The Radcliffe Club of Philadelphia was founded in 1905 with three chartered purposes: to raise funds for scholarships, to assist alumnae in maintaining contact with college activities and developments, and to provide regular meetings to foster friendships among alumnae. To these ends, the Club held scholarship benefits, supported an active Schools Committee, and provided programs on a wide variety of intellectual, social, and cultural topics.

In 1987, the Harvard and Radcliffe Clubs merged to from the Harvard-Radcliffe Club of Philadelphia.

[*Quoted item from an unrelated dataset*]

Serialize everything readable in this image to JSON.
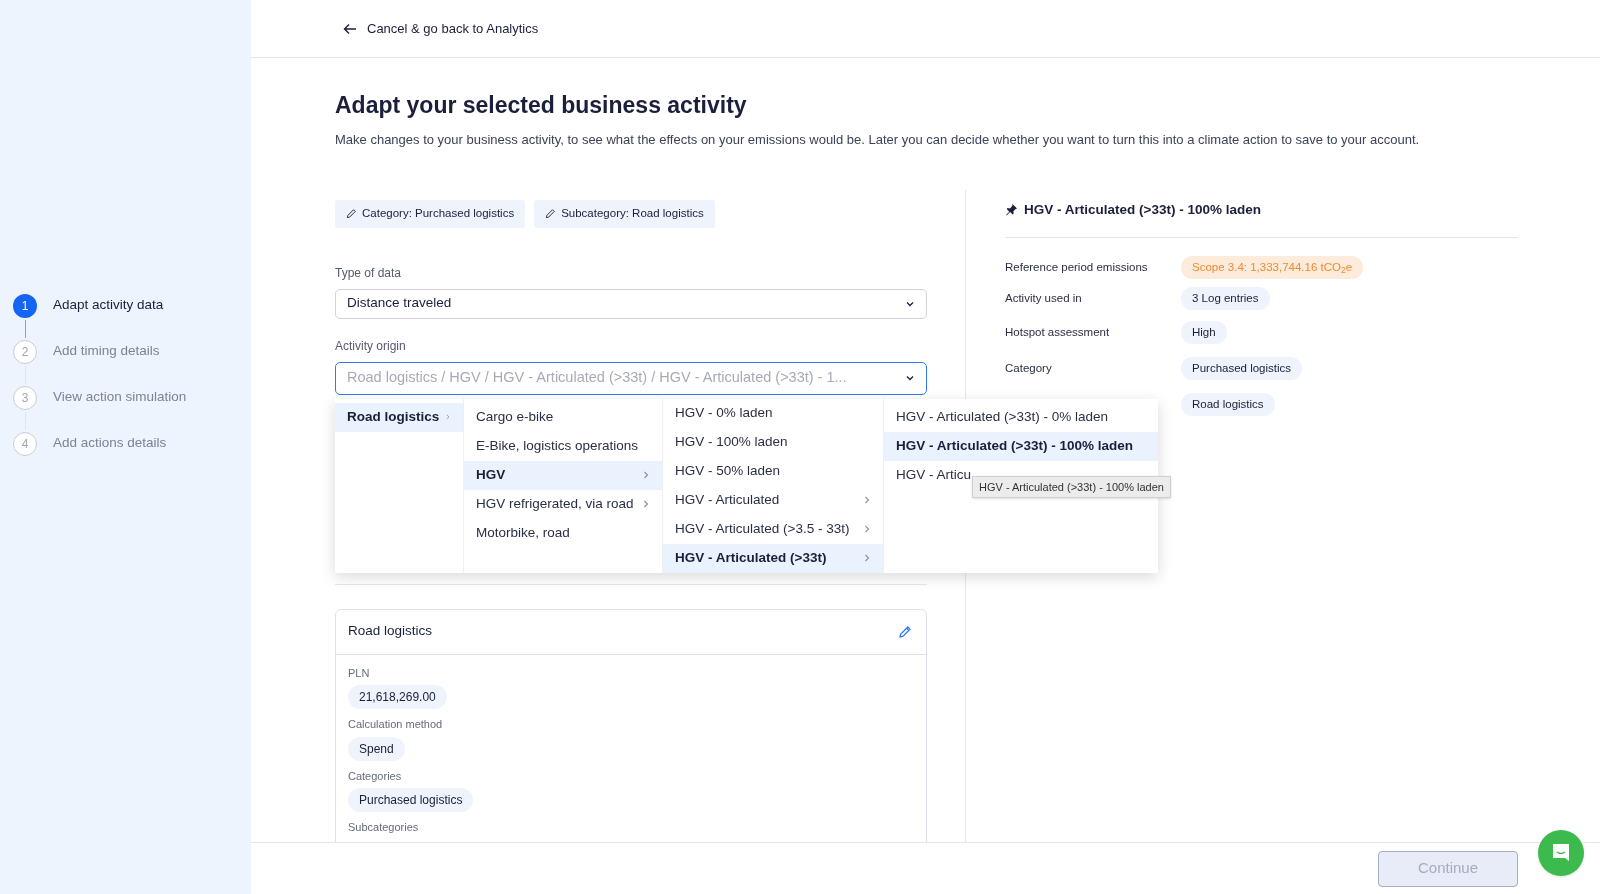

In the intervening decade, the two Clubs' schools, scholarship and programs functions were combined and the unified Club was fortunate to enjoy excellent leadership by both Harvard and Radcliffe graduates.

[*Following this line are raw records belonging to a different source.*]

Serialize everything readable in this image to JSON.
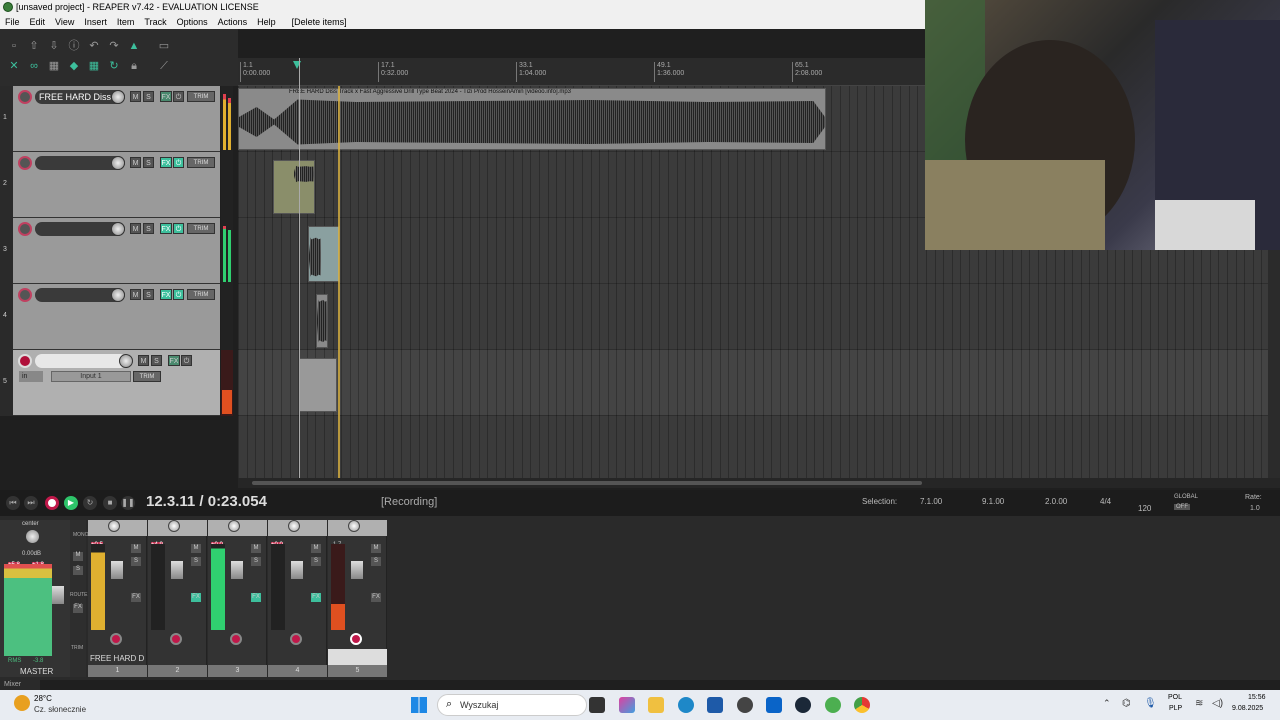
{
  "window": {
    "title": "[unsaved project] - REAPER v7.42 - EVALUATION LICENSE"
  },
  "menu": [
    "File",
    "Edit",
    "View",
    "Insert",
    "Item",
    "Track",
    "Options",
    "Actions",
    "Help",
    "[Delete items]"
  ],
  "ruler": {
    "marks": [
      {
        "bar": "1.1",
        "time": "0:00.000"
      },
      {
        "bar": "17.1",
        "time": "0:32.000"
      },
      {
        "bar": "33.1",
        "time": "1:04.000"
      },
      {
        "bar": "49.1",
        "time": "1:36.000"
      },
      {
        "bar": "65.1",
        "time": "2:08.000"
      }
    ]
  },
  "tracks": [
    {
      "num": "1",
      "name": "FREE HARD Diss Tr",
      "trim": "TRIM"
    },
    {
      "num": "2",
      "name": "",
      "trim": "TRIM"
    },
    {
      "num": "3",
      "name": "",
      "trim": "TRIM"
    },
    {
      "num": "4",
      "name": "",
      "trim": "TRIM"
    },
    {
      "num": "5",
      "name": "",
      "trim": "TRIM",
      "input": "Input 1",
      "in_label": "in"
    }
  ],
  "item": {
    "label": "FREE HARD Diss Track x Fast Aggressive Drill Type Beat 2024 - Tizi Prod HosseinAmin [videoo.info].mp3"
  },
  "transport": {
    "position": "12.3.11 / 0:23.054",
    "state": "[Recording]",
    "selection_label": "Selection:",
    "selection_start": "7.1.00",
    "selection_end": "9.1.00",
    "selection_len": "2.0.00",
    "timesig": "4/4",
    "bpm": "120",
    "global_label": "GLOBAL",
    "global_state": "OFF",
    "rate_label": "Rate:",
    "rate_value": "1.0"
  },
  "mixer": {
    "master_label": "MASTER",
    "master_pan": "center",
    "master_vol": "0.00dB",
    "master_peak_l": "+5.8",
    "master_peak_r": "+1.8",
    "master_rms": "RMS",
    "master_rms_val": "-3.8",
    "strips": [
      {
        "num": "1",
        "name": "FREE HARD D",
        "peak": "+0.5"
      },
      {
        "num": "2",
        "name": "",
        "peak": "+4.9"
      },
      {
        "num": "3",
        "name": "",
        "peak": "+0.0"
      },
      {
        "num": "4",
        "name": "",
        "peak": "+0.0"
      },
      {
        "num": "5",
        "name": "",
        "peak": "-1.7"
      }
    ],
    "side_labels": [
      "MONO",
      "ROUTE",
      "TRIM"
    ],
    "tab": "Mixer"
  },
  "taskbar": {
    "weather_temp": "28°C",
    "weather_desc": "Cz. słonecznie",
    "search_placeholder": "Wyszukaj",
    "lang1": "POL",
    "lang2": "PLP",
    "time": "15:56",
    "date": "9.08.2025"
  },
  "colors": {
    "record": "#c0184a",
    "play": "#2ec46a",
    "accent_green": "#3dbf9c"
  }
}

On October 1, 1999, Radcliffe College and Harvard University officially merged with Radcliffe College evolving into the Radcliffe Institute for Advanced Study at Harvard. In 2017, the Club reassumed the name "Harvard Club of Philadelphia" to reflect the merger of the two instiutions and clarify the its role as the club for all alumni of the University.

The dates in the club's logo recognize three milestones in the club's history - the initial founding of the Harvard Club of Philadelphia in 1864, the formation of the Radcliffe Club of Philadelphia, and the merger of the the two clubs in 1987.

Club Awards:

Nancy Beth Sheerr Service Award:

In 2023, we lost a beloved member of our alumni community here in Philadelphia when Nancy Beth Sheerr passed away far too soon. 

A Radcliffe class of 1971 graduate and past president of our club, Nancy Beth served on various educational boards, ultimately chairing the boards of trustees at two of her beloved alma maters – Radcliffe College and The Baldwin School.  As the last Chair of Radcliffe College, she was instrumental in the merger of Harvard and Radcliffe in 1999 and the formation of the Radcliffe Institute for Advanced Study, where she sat on the Dean’s Advisory Council until her death. Her dedication to Harvard was recognized by her receipt of the Harvard Medal in 2021, given to those who have demonstrated extraordinary service to the University and the Harvard Alumni Association Award in 2010, which recognizes outstanding service to the University through alumni activities.

Nancy Beth Sheerr was fond of saying of herself, she wasn’t someone who had the money to rename a dorm or endow a chair, but her contributions were her time, her talent and her energy, and in doing that she was unsurpassed.  And so when someone special like that is lost, we felt it appropriate to honor them and continue to pass the torch forward and recognize a member of the community who has embodied so many of the same ideals that Nancy Beth did.  

Award Recipients:

2024 David Chen, MAR '99, MAUD '99